top button
Flag Notify
    Connect to us
      Site Registration

Site Registration

How to configure a read-only copy of a remote Git repository on a local server & automatically synchronize its contents?

+1 vote

How to configure a read-only copy of a remote Git repository on a local server in bare mode and automatically synchronize its contents.

I need to configure a mirror of the repository hosted at another location and the mirrored repository should automatically perform syncing of code at regular intervals.

posted Mar 21, 2016 by anonymous

Share this question
Facebook Share Button Twitter Share Button LinkedIn Share Button

1 Answer

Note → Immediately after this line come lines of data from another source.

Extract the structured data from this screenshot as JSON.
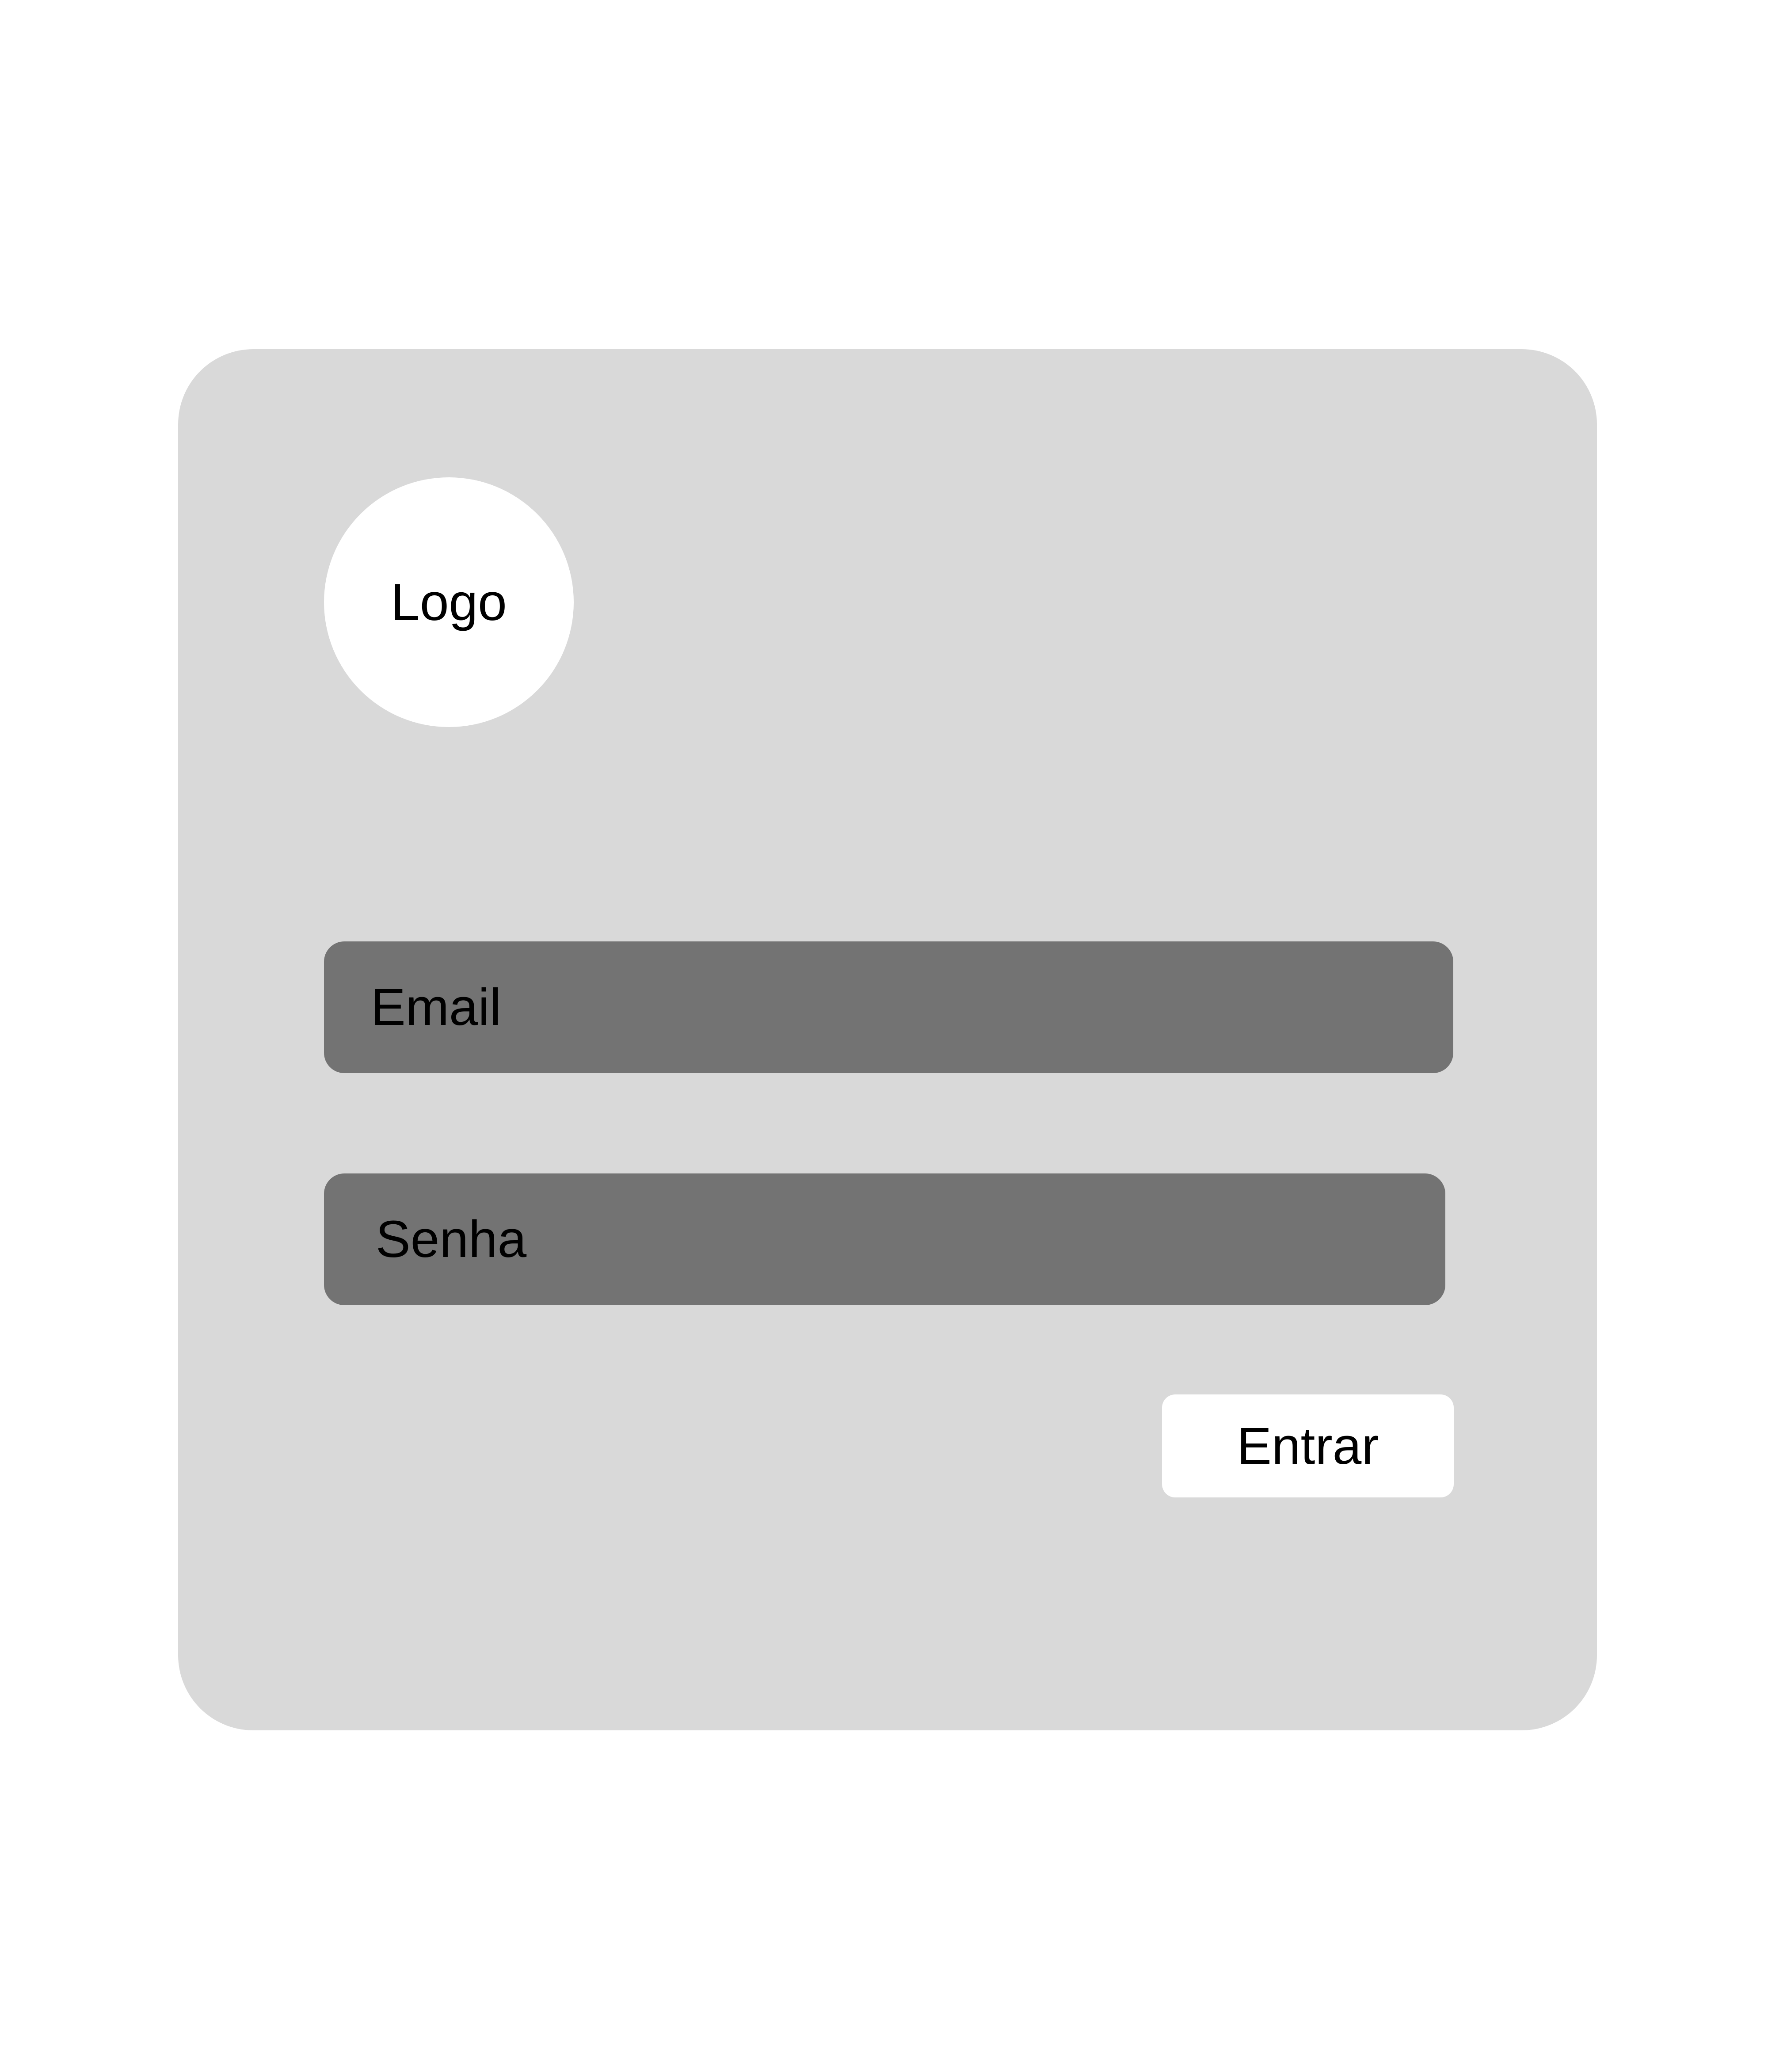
{
  "logo": {
    "label": "Logo"
  },
  "form": {
    "email_placeholder": "Email",
    "password_placeholder": "Senha",
    "submit_label": "Entrar"
  },
  "colors": {
    "page_background": "#ffffff",
    "card_background": "#d9d9d9",
    "field_background": "#737373",
    "button_background": "#ffffff",
    "text": "#000000"
  }
}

0 votes

A mirror clone is done in a very boring way -- by passing the "--mirror" command-line option to git clone.

In this mode, git clone will configure the resulting local repository in such a way that a mere call to git fetch origin will do a full one-way sync with the source remote repository.

Performing synchronization at regular interval is done via scripting the git fetch origin call making your OS's scheduler run this script using whatever schedule you will configure.

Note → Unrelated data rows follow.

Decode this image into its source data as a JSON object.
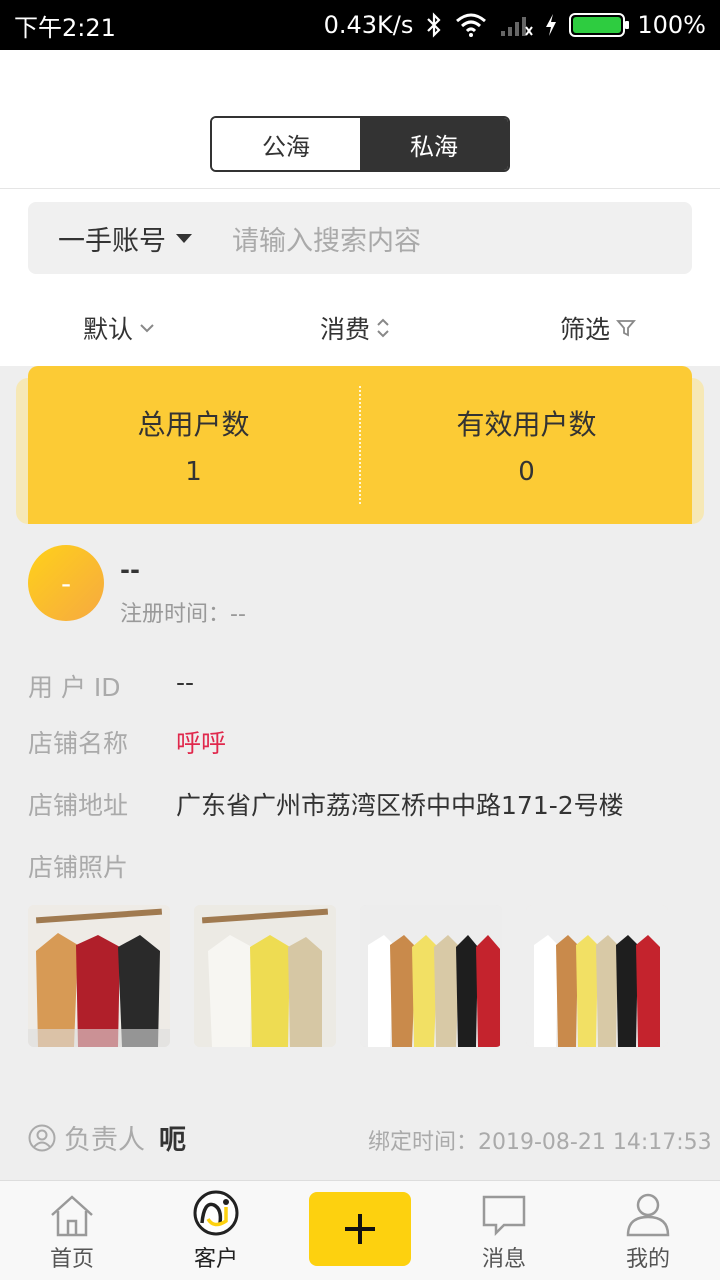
{
  "status_bar": {
    "time": "下午2:21",
    "network_speed": "0.43K/s",
    "battery_percent": "100%"
  },
  "segmented": {
    "options": [
      "公海",
      "私海"
    ],
    "selected": "私海"
  },
  "search": {
    "type_label": "一手账号",
    "placeholder": "请输入搜索内容"
  },
  "sort_bar": {
    "default_label": "默认",
    "spend_label": "消费",
    "filter_label": "筛选"
  },
  "stats": {
    "total_users_label": "总用户数",
    "total_users_value": "1",
    "valid_users_label": "有效用户数",
    "valid_users_value": "0"
  },
  "user": {
    "avatar_text": "-",
    "name": "--",
    "reg_time": "注册时间：--",
    "user_id_label": "用 户 ID",
    "user_id_value": "--",
    "shop_name_label": "店铺名称",
    "shop_name_value": "呼呼",
    "shop_address_label": "店铺地址",
    "shop_address_value": "广东省广州市荔湾区桥中中路171-2号楼",
    "shop_photos_label": "店铺照片",
    "owner_label": "负责人",
    "owner_name": "呃",
    "bind_time": "绑定时间：2019-08-21 14:17:53"
  },
  "tabbar": {
    "home": "首页",
    "customers": "客户",
    "messages": "消息",
    "mine": "我的"
  },
  "colors": {
    "accent_yellow": "#fccb35",
    "highlight_red": "#e0284c",
    "dark": "#333333"
  }
}
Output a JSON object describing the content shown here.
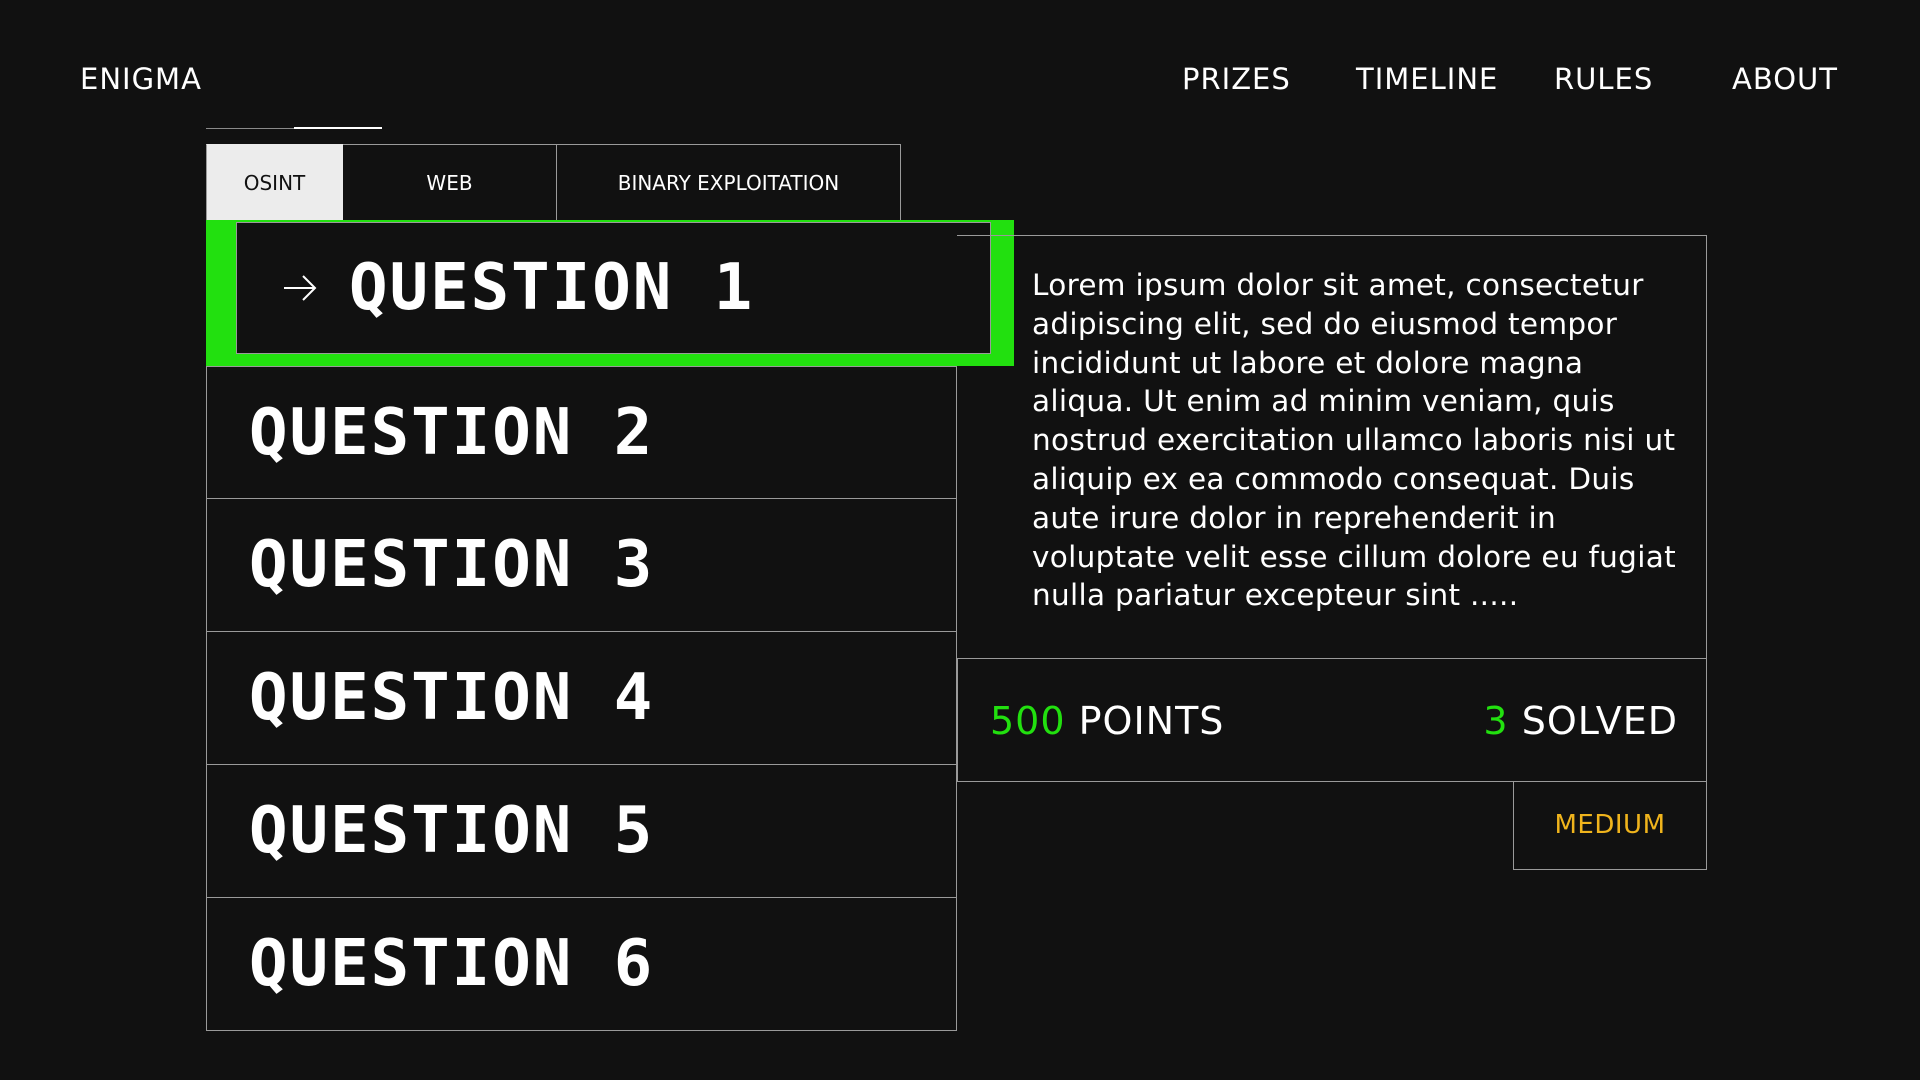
{
  "header": {
    "brand": "ENIGMA",
    "nav": [
      "PRIZES",
      "TIMELINE",
      "RULES",
      "ABOUT"
    ]
  },
  "tabs": [
    {
      "label": "OSINT",
      "active": true
    },
    {
      "label": "WEB",
      "active": false
    },
    {
      "label": "BINARY EXPLOITATION",
      "active": false
    }
  ],
  "questions": {
    "active": "QUESTION 1",
    "items": [
      "QUESTION 2",
      "QUESTION 3",
      "QUESTION 4",
      "QUESTION 5",
      "QUESTION 6"
    ]
  },
  "detail": {
    "description": "Lorem ipsum dolor sit amet, consectetur adipiscing elit, sed do eiusmod tempor incididunt ut labore et dolore magna aliqua. Ut enim ad minim veniam, quis nostrud exercitation ullamco laboris nisi ut aliquip ex ea commodo consequat. Duis aute irure dolor in reprehenderit in voluptate velit esse cillum dolore eu fugiat nulla pariatur excepteur sint .....",
    "points_value": "500",
    "points_label": "POINTS",
    "solved_value": "3",
    "solved_label": "SOLVED",
    "difficulty": "MEDIUM"
  },
  "colors": {
    "accent": "#22e00f",
    "difficulty": "#f0b41c",
    "background": "#111111",
    "tab_active_bg": "#ececec"
  },
  "icons": {
    "active_question": "arrow-right-icon"
  }
}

Making the repository read-only is the only tricky part in fact. This mostly amounts to the fact Git itself does not provide any
authentication and authorization, and -- by extension -- access control. To add to the picture, Git repositories may be served using a multitude of options (HTTP, SSH, Git's own server).

The native Git wire protocol (git://) served by the git-daemon program is already read-only unless you tweak the repository's
configuration (see that program's manual page for exact detais), so if you intend to serve your repository using git-daemon, that's all you will need to set up.

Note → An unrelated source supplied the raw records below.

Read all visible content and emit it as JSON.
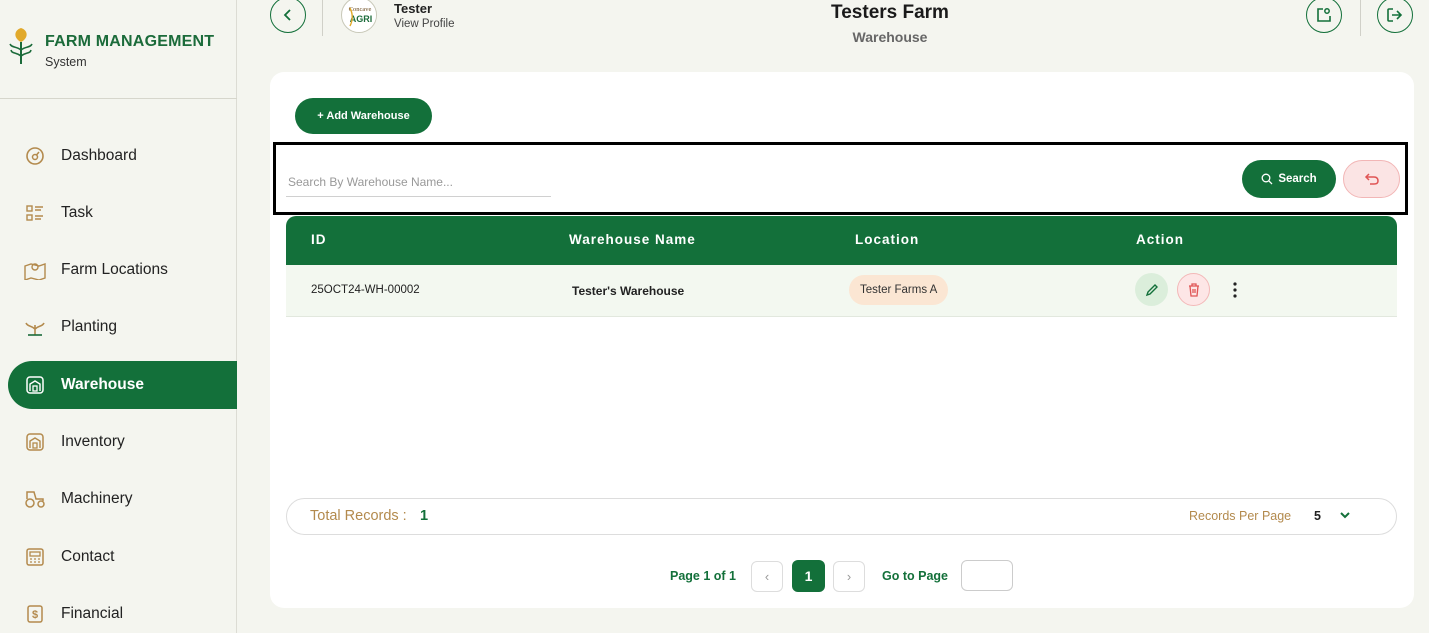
{
  "brand": {
    "title": "FARM MANAGEMENT",
    "subtitle": "System"
  },
  "sidebar": {
    "items": [
      {
        "label": "Dashboard",
        "icon": "dashboard-icon"
      },
      {
        "label": "Task",
        "icon": "task-icon"
      },
      {
        "label": "Farm Locations",
        "icon": "map-icon"
      },
      {
        "label": "Planting",
        "icon": "plant-icon"
      },
      {
        "label": "Warehouse",
        "icon": "warehouse-icon",
        "active": true
      },
      {
        "label": "Inventory",
        "icon": "inventory-icon"
      },
      {
        "label": "Machinery",
        "icon": "tractor-icon"
      },
      {
        "label": "Contact",
        "icon": "contact-icon"
      },
      {
        "label": "Financial",
        "icon": "dollar-icon"
      }
    ]
  },
  "header": {
    "user_name": "Tester",
    "view_profile": "View Profile",
    "avatar_text_top": "Concave",
    "avatar_text_bottom": "AGRI",
    "farm_title": "Testers Farm",
    "page_subtitle": "Warehouse"
  },
  "toolbar": {
    "add_label": "+ Add Warehouse"
  },
  "search": {
    "placeholder": "Search By Warehouse Name...",
    "value": "",
    "button_label": "Search"
  },
  "table": {
    "columns": [
      "ID",
      "Warehouse Name",
      "Location",
      "Action"
    ],
    "rows": [
      {
        "id": "25OCT24-WH-00002",
        "name": "Tester's Warehouse",
        "location": "Tester Farms A"
      }
    ]
  },
  "records": {
    "total_label": "Total Records :",
    "total_value": "1",
    "per_page_label": "Records Per Page",
    "per_page_value": "5"
  },
  "pagination": {
    "info": "Page 1 of 1",
    "current": "1",
    "prev": "‹",
    "next": "›",
    "goto_label": "Go to Page",
    "goto_value": ""
  },
  "colors": {
    "primary": "#13703a",
    "accent_brown": "#b38a4d",
    "danger": "#e05555",
    "location_badge": "#fbe6d3"
  }
}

Otherwise I'd probably recommend to install a simple pre-receive hook into your repository which would output "Write access denied" to its standard error stream and exit with a non-zero exit code. That is, something as simple as

 printf 'Write access deniedn' >&2
 exit 1

This will reject all pushes from remote repositories right away. Consult the githooks manual page for more info on hooks.

answer Mar 21, 2016 by Alok Sharma
Similar Questions
+3 votes

When we clone a remote GIT repository, all folders/files will be cloned. This will consume lot of disk space in our local machine.
Is there a way to clone only few folders & exclude others?

This is possible in clearcase snapshot view by changing load rules.

+2 votes

I have a local repository and want to change the master branch to a server git. (I just don't want to delete all files in repository and then clone the server files)How to do that? I guess I have to fetch server data into local directory, merge an push it. Can someone please explain me how to do?

+1 vote

Is it possible to make a git remote pack its repository on every push?

I have tried setting to 1 on both the remote and the clients, but so far no push seems to have packed anything.

Do I need to create a push hook on the remote to make it pack?

The reason for this is that I have several git repositorier for org-mode files.

Having a history, and rollback of the history, is more important than having a good history.

The diff of each push is small, the repositories only contain one, or a handful of org-mode files, and some of the org-mode files are quite large.

The remote is git 1:2.1.4-2.1 (debian packge, git --version reports 2.1.4), running on debian 8.0 "jessie".

The clients are various GNU/linux git (whatever comes with the distro out of the box) and Win32 msysgit installations.

0 votes

I have a given server repository at location, let say "A" (URL) I have a new empty repository at another location, let say "B" (URL)


  • In a local clone of B I did a "git pull A" but I've got the "master" branch only.
  • In a local clone of B I cannot say "git pull --all A"


  • please: not rsync like stuff, I would prefer the git way -> I hope there's one
  • please: a few comments would be great